Search the data for the string "task" and gather each line it is in.

┌─ Data to examine

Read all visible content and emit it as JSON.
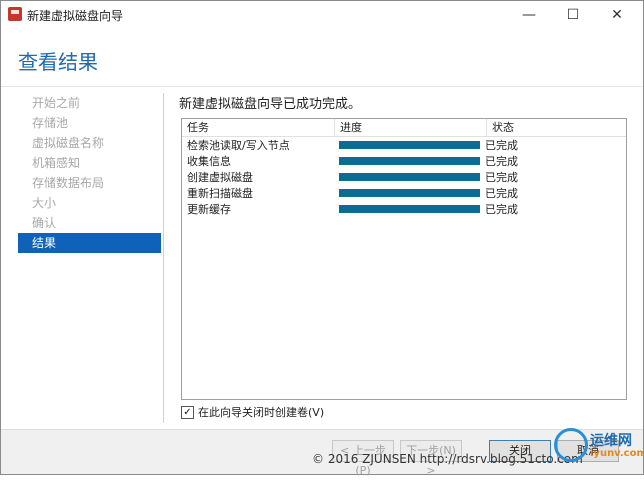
{
  "window": {
    "title": "新建虚拟磁盘向导",
    "min": "—",
    "max": "☐",
    "close": "✕"
  },
  "header": {
    "title": "查看结果"
  },
  "sidebar": {
    "items": [
      {
        "label": "开始之前",
        "active": false
      },
      {
        "label": "存储池",
        "active": false
      },
      {
        "label": "虚拟磁盘名称",
        "active": false
      },
      {
        "label": "机箱感知",
        "active": false
      },
      {
        "label": "存储数据布局",
        "active": false
      },
      {
        "label": "大小",
        "active": false
      },
      {
        "label": "确认",
        "active": false
      },
      {
        "label": "结果",
        "active": true
      }
    ]
  },
  "main": {
    "message": "新建虚拟磁盘向导已成功完成。",
    "table": {
      "headers": [
        "任务",
        "进度",
        "状态"
      ],
      "rows": [
        {
          "task": "检索池读取/写入节点",
          "progress": 1.0,
          "status": "已完成"
        },
        {
          "task": "收集信息",
          "progress": 1.0,
          "status": "已完成"
        },
        {
          "task": "创建虚拟磁盘",
          "progress": 1.0,
          "status": "已完成"
        },
        {
          "task": "重新扫描磁盘",
          "progress": 1.0,
          "status": "已完成"
        },
        {
          "task": "更新缓存",
          "progress": 1.0,
          "status": "已完成"
        }
      ]
    },
    "checkbox": {
      "label": "在此向导关闭时创建卷(V)",
      "checked": true
    }
  },
  "footer": {
    "prev": "< 上一步(P)",
    "next": "下一步(N) >",
    "close": "关闭",
    "cancel": "取消"
  },
  "watermark": "© 2016 ZJUNSEN http://rdsrv.blog.51cto.com",
  "logo": {
    "text": "运维网",
    "sub": "iyunv.com"
  },
  "colors": {
    "accent": "#1062b8",
    "bar": "#0a6e90",
    "title": "#1e6bb0"
  }
}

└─

§ Written solution
          "task": "检索池读取/写入节点",
          "task": "收集信息",
          "task": "创建虚拟磁盘",
          "task": "重新扫描磁盘",
          "task": "更新缓存",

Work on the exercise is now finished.